Finally, I started submitted resumes over the course of months until one day I received an email.  I’ll never forget what it said….”You do realize this job is in South Dakota, right?”. “Yes”, I replied eagerly.  “I’m looking to relocate and came across your company.” We set up an over the phone interview and then an in person before I finally got the call.  “We’d like to offer you an Instructional Designer position. Let me know if you’re interested.” My hard work had paid off.  Within a month, we moved 900 miles. The company I’m at encourages my growth, offers a new business sector and a developing Learning team.

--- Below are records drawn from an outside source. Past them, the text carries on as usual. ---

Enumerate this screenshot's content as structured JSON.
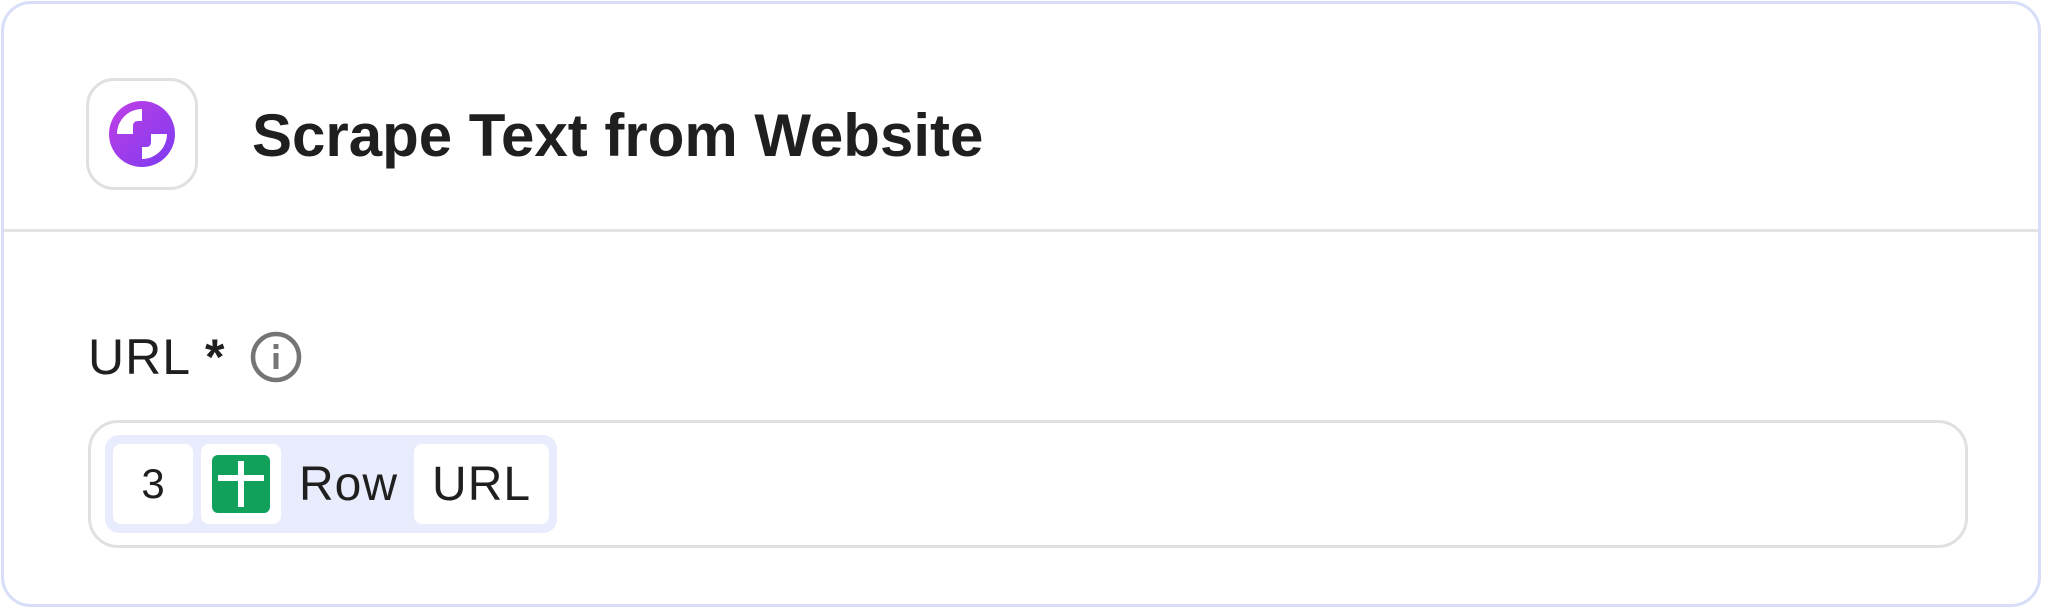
{
  "header": {
    "title": "Scrape Text from Website",
    "app_icon": "scraper-app-icon",
    "colors": {
      "icon_gradient_start": "#c13ee6",
      "icon_gradient_end": "#7b3cf0"
    }
  },
  "field": {
    "label": "URL",
    "required_mark": "*",
    "info_icon": "info-icon",
    "value_token": {
      "step_number": "3",
      "source_icon": "google-sheets-icon",
      "source_text": "Row",
      "value": "URL",
      "colors": {
        "token_bg": "#e8ecfd",
        "sheets_green": "#12a15b"
      }
    }
  },
  "colors": {
    "card_border": "#d8defa",
    "divider": "#e3e3e3",
    "text": "#1f1f1f"
  }
}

By accidentally stumbling into ID I have opened up opportunities, the globe and most importantly my confidence. I feel committed and ready; as if I finally have a professional purpose. Now I just need to talk myself into getting a Bachelor’s degree…..

How did you get here?  Do you have an Associates, Bachelors or Masters Degree?  Are you an accidental ID?

Wednesday, July 16, 2014

Life Lesson: Sharing

Me on my wedding day three years ago

I didn’t forget about you! Monday was my wedding anniversary and I thought about taking the week off from posting but then I realized I’m on vacation this weekend. So fear not, here is a list of things that you might find interesting that I’ve shared on social media this week (what you're not following me? Don't forget to follow, like, share, comment and tweet me by clicking on the headings):

Anyone else hating on Facebook this week?

Monday, July 7, 2014

Graphic < 100

Taking hints from the eLearningUncovered eLearning Tips in 140 character or less Twitter campaign and HubSpot’s (In Under 100 Words) blog series here is my definition of a graphic (in relation to eLearning) under 100 words.

A graphic is a visual representation of a concept or process that when placed in a course provides value.  A graphic can be created using design software, document creation software or a camera.  Images can be purchased or found on stock photography, commons or free graphic websites. They can take the form of an image, animation or digital art. The addition of the image should help to represent/organize/rationalize/interpret/decorate/support a message/process/feeling. To provide value to a course the graphic should follow the principals of design (balance, proximity, alignment, repetition, contrast and space) and maintain a consistency through the course.



What does the graphic in this post represent/organize/rationalize/interpret/decorate/support? What is the message/process/feeling? Hint: It has nothing to do with this article.  Did you find it distracting?